I never said I was an angel.
My hands are dirty with the mistakes of my past, and my knees scraped from the struggle to find what will make my heart soar in this life.
I’ve never said that I am perfect.
Instead, I only have good intentions—like the rest of us, I suppose. I have lied to others and unfortunately to myself. I have made choices that I knew were wrong, but I chose to make them anyway—simply because I wanted to.
I’ve never said that I am not to blame.
I have caused tidal waves in this life with the mistakes I have made. I have hurt others, sometimes accidently, and sometimes on purpose. I don’t always bite my tongue and choose peace. Often I will say the very things that I know shouldn’t be said, just because I delight in saying what so many choose not to—admittedly, I take delight in being difficult at times.
I’ve never said that I know it all.
While I have come so far on this journey, I know that I still have far to go. Each and every day I learn more about who I am as a person, and what I want from this one amazing life. I know that I have challenges waiting for me up ahead on my road, and I know that I will be crying and bruised at some points—yet, I still choose to travel on.
I choose to see the good in myself and in others because that is how I want to live my life.
Because despite all of these claims of promises that I can’t make—I can promise that I will always do the best I can.
I wake each morning knowing who I am down to the depths of my soul. I soak in my darkest corners, and realize that what lies there beneath the surface is just as valuable as the smile that plays upon my lips. I understand that no one is free from their darkness, and that it is sometimes a daily struggle not to let it take over.
For me, my insecurities shout obscenities at me from behind the clouds of my heart. They yell and torment me about all the times I was hurt and crying; they tease me with memories of the situations when things didn’t go the way I expected them to.
Yet it is my choice whether or not I feed into them, or recognize them for what they truly are—fear.
Most of the times that I have caused hurt and made mistakes have come from fear. From either striking out against another first so that I wouldn’t take the first blow, or because I was protecting myself from the seductive lure of possibility by self-sabotage.
And yet, here I am—the heat of the brilliant sun shining upon my face in the middle of a stormy day.
Because I choose to be the good that I want to receive in this life.
I know that I will continue to make mistakes, and I know that I will undoubtedly hurt those I love—but I can try my best to not let that happen.
I can try, simply, to do the best that I can.
I can’t control the actions of others—but I have learned that I can control how and if I let them affect me. I can’t guarantee that my friends or lovers will always make choices that I will be happy with—but I can choose to accept and love them anyway.
I can choose to love someone not because they are perfect—but because they are real.
Each day that we wake up we are given a challenge to be better than we were yesterday. We are challenged to choose between living life with our fears dragging at our heels, and the mistakes of our past weighing heavily on our shoulders—or, to simply let it all go.
We can choose to treat others how we want to be treated—without being a doormat. We can choose to block harsh words and actions with a shield of kindness and understanding. By doing this, we are acknowledging that another may be acting out of pain or fear, and so instead of trying to engage them—we can simply choose to let it go and send them love anyway.
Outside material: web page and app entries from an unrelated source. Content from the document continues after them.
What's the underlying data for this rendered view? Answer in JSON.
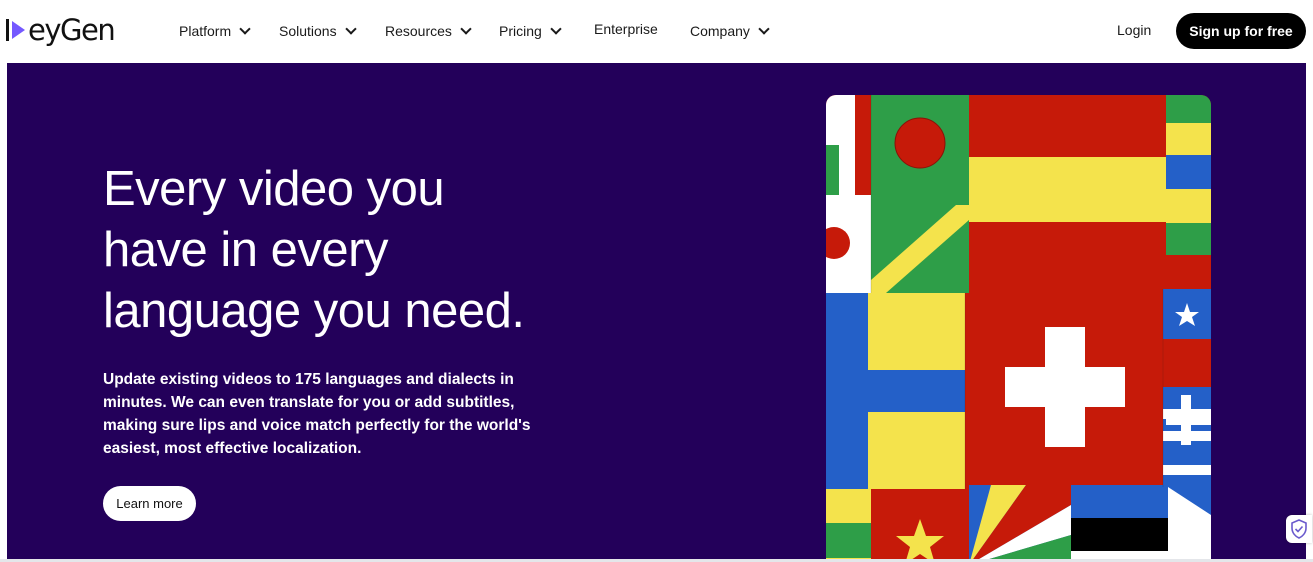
{
  "brand": {
    "name": "HeyGen",
    "logo_text": "eyGen",
    "accent": "#7559ff"
  },
  "nav": {
    "items": [
      {
        "label": "Platform",
        "has_dropdown": true
      },
      {
        "label": "Solutions",
        "has_dropdown": true
      },
      {
        "label": "Resources",
        "has_dropdown": true
      },
      {
        "label": "Pricing",
        "has_dropdown": true
      },
      {
        "label": "Enterprise",
        "has_dropdown": false
      },
      {
        "label": "Company",
        "has_dropdown": true
      }
    ],
    "login_label": "Login",
    "signup_label": "Sign up for free"
  },
  "hero": {
    "headline_lines": [
      "Every video you",
      "have in every",
      "language you need."
    ],
    "subtext": "Update existing videos to 175 languages and dialects in minutes. We can even translate for you or add subtitles, making sure lips and voice match perfectly for the world's easiest, most effective localization.",
    "cta_label": "Learn more",
    "background_color": "#23005a"
  },
  "icons": {
    "nav_chevron": "chevron-down-icon",
    "privacy_badge": "shield-check-icon"
  }
}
Being the person I am does not rely on how someone else chooses to live their life.
I will extend unconditional kindness, love, respect and support to others not because I am a divine angel, but because I believe that choice is a form of self-love.
It’s being true to who I am—regardless of the actions of others.
Within each of us we hold the gift of unconditional trust. Just because we have been hurt before does not mean that we have lost that sacred ability to believe in others.
Living with truth means being honest with ourselves—only then can we be truthful with others.
To speak the truth does not mean that it will always be pleasant, but if we teach ourselves to address other people and situations in a way that is authentic for each of us, then we will set the expectations for others in our lives.
This means being honest about our feelings—whether it is love, fear, anger or pain. It means not making excuses if we don’t feel like doing something, or making false promises because we don’t want to let someone down. This type of truth is letting our lovers know if we are feeling attracted to someone else, or if we are falling out of love with them—it’s valuing honesty above all else.
No one ever said that speaking the truth and living with trust would be easy—but it is worth it.
I never said I was an angel. I am merely a beautifully flawed woman doing the best that I can. I am a woman who tries to extend love and kindness to those who need it the most, someone who believes that in the end truth and love not only prevail—but that they are the very qualities that make life worth living.
I choose to be who I am and speak my truth regardless of others—not because I am heartless, but because I have hid from myself for far too long.
With my broken wings and my dirty bare feet, I make the choice to not be an angel, but to be real instead. I don’t claim that my heart and soul is divine perfection manifested—but I do guarantee that it is unlike any other.
And it is that truth that will continually set me free, soaring into skies unknown and living a life that I love—all the way down to my toes.